**Source data**
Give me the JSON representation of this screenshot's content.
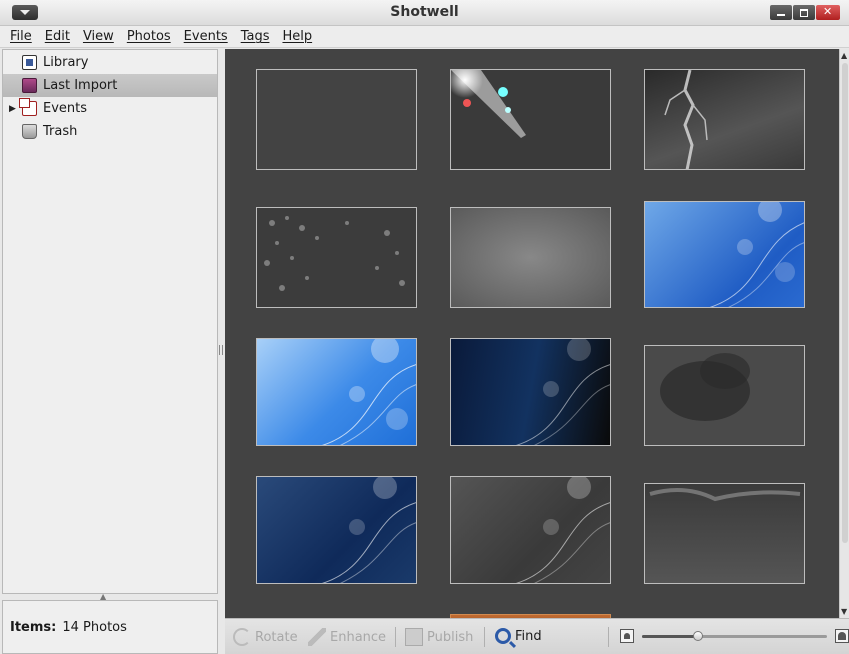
{
  "window": {
    "title": "Shotwell"
  },
  "menubar": {
    "items": [
      "File",
      "Edit",
      "View",
      "Photos",
      "Events",
      "Tags",
      "Help"
    ]
  },
  "sidebar": {
    "items": [
      {
        "label": "Library",
        "icon": "library-icon",
        "selected": false
      },
      {
        "label": "Last Import",
        "icon": "last-import-icon",
        "selected": true
      },
      {
        "label": "Events",
        "icon": "events-icon",
        "selected": false,
        "expandable": true
      },
      {
        "label": "Trash",
        "icon": "trash-icon",
        "selected": false
      }
    ],
    "footer": {
      "label": "Items:",
      "value": "14 Photos"
    }
  },
  "photos": [
    {
      "name": "photo-blank-dark"
    },
    {
      "name": "photo-light-burst"
    },
    {
      "name": "photo-lightning"
    },
    {
      "name": "photo-grunge-floral"
    },
    {
      "name": "photo-grey-texture"
    },
    {
      "name": "photo-blue-waves-1"
    },
    {
      "name": "photo-blue-waves-light"
    },
    {
      "name": "photo-blue-waves-dark"
    },
    {
      "name": "photo-smoke-cloud"
    },
    {
      "name": "photo-navy-waves"
    },
    {
      "name": "photo-grey-waves"
    },
    {
      "name": "photo-wispy-clouds"
    }
  ],
  "toolbar": {
    "rotate_label": "Rotate",
    "enhance_label": "Enhance",
    "publish_label": "Publish",
    "find_label": "Find",
    "zoom_fraction": 0.3
  }
}
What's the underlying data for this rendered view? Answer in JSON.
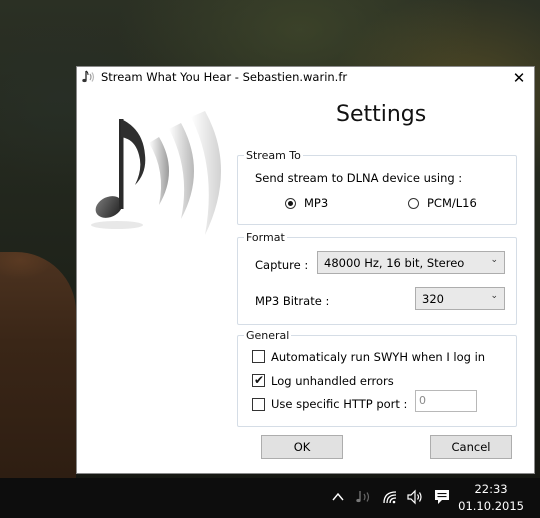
{
  "window": {
    "title": "Stream What You Hear - Sebastien.warin.fr",
    "close_glyph": "✕",
    "heading": "Settings"
  },
  "stream_to": {
    "legend": "Stream To",
    "label": "Send stream to DLNA device using :",
    "options": [
      {
        "label": "MP3",
        "selected": true
      },
      {
        "label": "PCM/L16",
        "selected": false
      }
    ]
  },
  "format": {
    "legend": "Format",
    "capture_label": "Capture :",
    "capture_value": "48000 Hz, 16 bit, Stereo",
    "bitrate_label": "MP3 Bitrate :",
    "bitrate_value": "320"
  },
  "general": {
    "legend": "General",
    "auto_run": {
      "label": "Automaticaly run SWYH when I log in",
      "checked": false
    },
    "log_errors": {
      "label": "Log unhandled errors",
      "checked": true
    },
    "http_port": {
      "label": "Use specific HTTP port :",
      "checked": false,
      "value": "0"
    }
  },
  "buttons": {
    "ok": "OK",
    "cancel": "Cancel"
  },
  "taskbar": {
    "time": "22:33",
    "date": "01.10.2015",
    "icons": [
      "chevron-up-icon",
      "swyh-tray-icon",
      "network-icon",
      "volume-icon",
      "notification-icon"
    ]
  },
  "colors": {
    "window_bg": "#ffffff",
    "groupbox_border": "#d5dde6",
    "button_bg": "#e1e1e1",
    "taskbar_bg": "#0d0d0d"
  }
}
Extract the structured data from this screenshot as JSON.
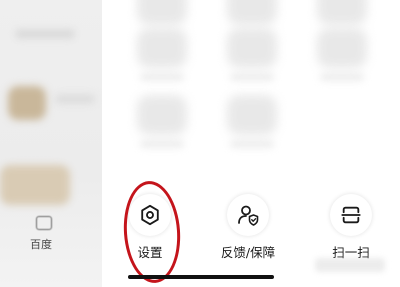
{
  "left_panel": {
    "label": "百度",
    "icon": "app-icon"
  },
  "bottom_menu": {
    "items": [
      {
        "label": "设置",
        "icon": "gear-hexagon-icon"
      },
      {
        "label": "反馈/保障",
        "icon": "user-shield-icon"
      },
      {
        "label": "扫一扫",
        "icon": "scan-icon"
      }
    ]
  },
  "colors": {
    "highlight_circle": "#c4141b",
    "background": "#ffffff",
    "text": "#1a1a1a"
  }
}
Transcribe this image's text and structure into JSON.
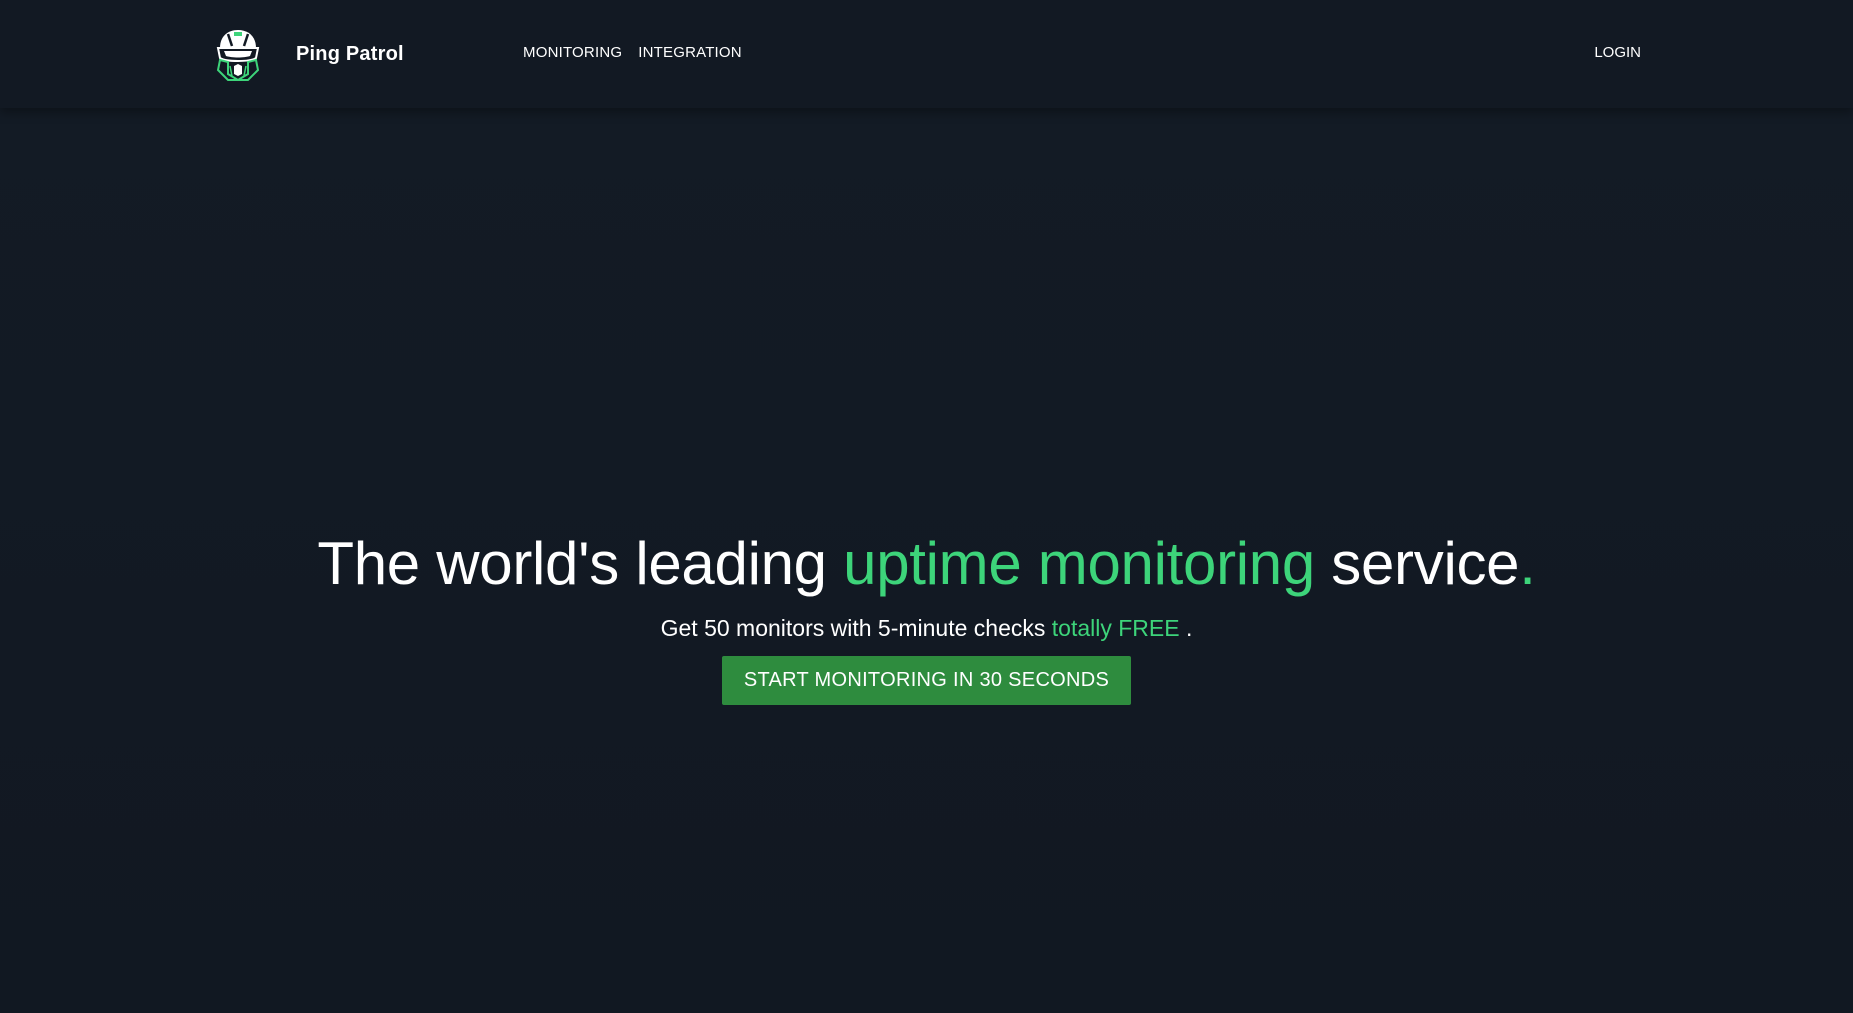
{
  "brand": {
    "name": "Ping Patrol",
    "logo_icon": "helmet-icon",
    "accent_color": "#3dd47a"
  },
  "nav": {
    "items": [
      {
        "label": "MONITORING"
      },
      {
        "label": "INTEGRATION"
      }
    ],
    "login_label": "LOGIN"
  },
  "hero": {
    "headline_part1": "The world's leading ",
    "headline_accent": "uptime monitoring",
    "headline_part2": " service",
    "headline_period": ".",
    "subline_part1": "Get 50 monitors with 5-minute checks ",
    "subline_accent": "totally FREE",
    "subline_part2": " .",
    "cta_label": "START MONITORING IN 30 SECONDS",
    "cta_color": "#2e8c3e"
  },
  "colors": {
    "background": "#121923",
    "text": "#ffffff"
  }
}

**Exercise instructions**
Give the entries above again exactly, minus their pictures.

**Answer below**
Give me the JSON representation of this screenshot's content.
{
  "window": {
    "title": "Shotwell"
  },
  "menubar": {
    "items": [
      "File",
      "Edit",
      "View",
      "Photos",
      "Events",
      "Tags",
      "Help"
    ]
  },
  "sidebar": {
    "items": [
      {
        "label": "Library",
        "icon": "library-icon",
        "selected": false
      },
      {
        "label": "Last Import",
        "icon": "last-import-icon",
        "selected": true
      },
      {
        "label": "Events",
        "icon": "events-icon",
        "selected": false,
        "expandable": true
      },
      {
        "label": "Trash",
        "icon": "trash-icon",
        "selected": false
      }
    ],
    "footer": {
      "label": "Items:",
      "value": "14 Photos"
    }
  },
  "photos": [
    {
      "name": "photo-blank-dark"
    },
    {
      "name": "photo-light-burst"
    },
    {
      "name": "photo-lightning"
    },
    {
      "name": "photo-grunge-floral"
    },
    {
      "name": "photo-grey-texture"
    },
    {
      "name": "photo-blue-waves-1"
    },
    {
      "name": "photo-blue-waves-light"
    },
    {
      "name": "photo-blue-waves-dark"
    },
    {
      "name": "photo-smoke-cloud"
    },
    {
      "name": "photo-navy-waves"
    },
    {
      "name": "photo-grey-waves"
    },
    {
      "name": "photo-wispy-clouds"
    }
  ],
  "toolbar": {
    "rotate_label": "Rotate",
    "enhance_label": "Enhance",
    "publish_label": "Publish",
    "find_label": "Find",
    "zoom_fraction": 0.3
  }
}
What's the underlying data for this rendered view? Answer in JSON.
{
  "window": {
    "title": "Stream What You Hear - Sebastien.warin.fr",
    "close_glyph": "✕",
    "heading": "Settings"
  },
  "stream_to": {
    "legend": "Stream To",
    "label": "Send stream to DLNA device using :",
    "options": [
      {
        "label": "MP3",
        "selected": true
      },
      {
        "label": "PCM/L16",
        "selected": false
      }
    ]
  },
  "format": {
    "legend": "Format",
    "capture_label": "Capture :",
    "capture_value": "48000 Hz, 16 bit, Stereo",
    "bitrate_label": "MP3 Bitrate :",
    "bitrate_value": "320"
  },
  "general": {
    "legend": "General",
    "auto_run": {
      "label": "Automaticaly run SWYH when I log in",
      "checked": false
    },
    "log_errors": {
      "label": "Log unhandled errors",
      "checked": true
    },
    "http_port": {
      "label": "Use specific HTTP port :",
      "checked": false,
      "value": "0"
    }
  },
  "buttons": {
    "ok": "OK",
    "cancel": "Cancel"
  },
  "taskbar": {
    "time": "22:33",
    "date": "01.10.2015",
    "icons": [
      "chevron-up-icon",
      "swyh-tray-icon",
      "network-icon",
      "volume-icon",
      "notification-icon"
    ]
  },
  "colors": {
    "window_bg": "#ffffff",
    "groupbox_border": "#d5dde6",
    "button_bg": "#e1e1e1",
    "taskbar_bg": "#0d0d0d"
  }
}
Extract the structured data from this screenshot as JSON.
{
  "left_panel": {
    "label": "百度",
    "icon": "app-icon"
  },
  "bottom_menu": {
    "items": [
      {
        "label": "设置",
        "icon": "gear-hexagon-icon"
      },
      {
        "label": "反馈/保障",
        "icon": "user-shield-icon"
      },
      {
        "label": "扫一扫",
        "icon": "scan-icon"
      }
    ]
  },
  "colors": {
    "highlight_circle": "#c4141b",
    "background": "#ffffff",
    "text": "#1a1a1a"
  }
}
Transcribe this image's text and structure into JSON.
{
  "brand": {
    "name": "Ping Patrol",
    "logo_icon": "helmet-icon",
    "accent_color": "#3dd47a"
  },
  "nav": {
    "items": [
      {
        "label": "MONITORING"
      },
      {
        "label": "INTEGRATION"
      }
    ],
    "login_label": "LOGIN"
  },
  "hero": {
    "headline_part1": "The world's leading ",
    "headline_accent": "uptime monitoring",
    "headline_part2": " service",
    "headline_period": ".",
    "subline_part1": "Get 50 monitors with 5-minute checks ",
    "subline_accent": "totally FREE",
    "subline_part2": " .",
    "cta_label": "START MONITORING IN 30 SECONDS",
    "cta_color": "#2e8c3e"
  },
  "colors": {
    "background": "#121923",
    "text": "#ffffff"
  }
}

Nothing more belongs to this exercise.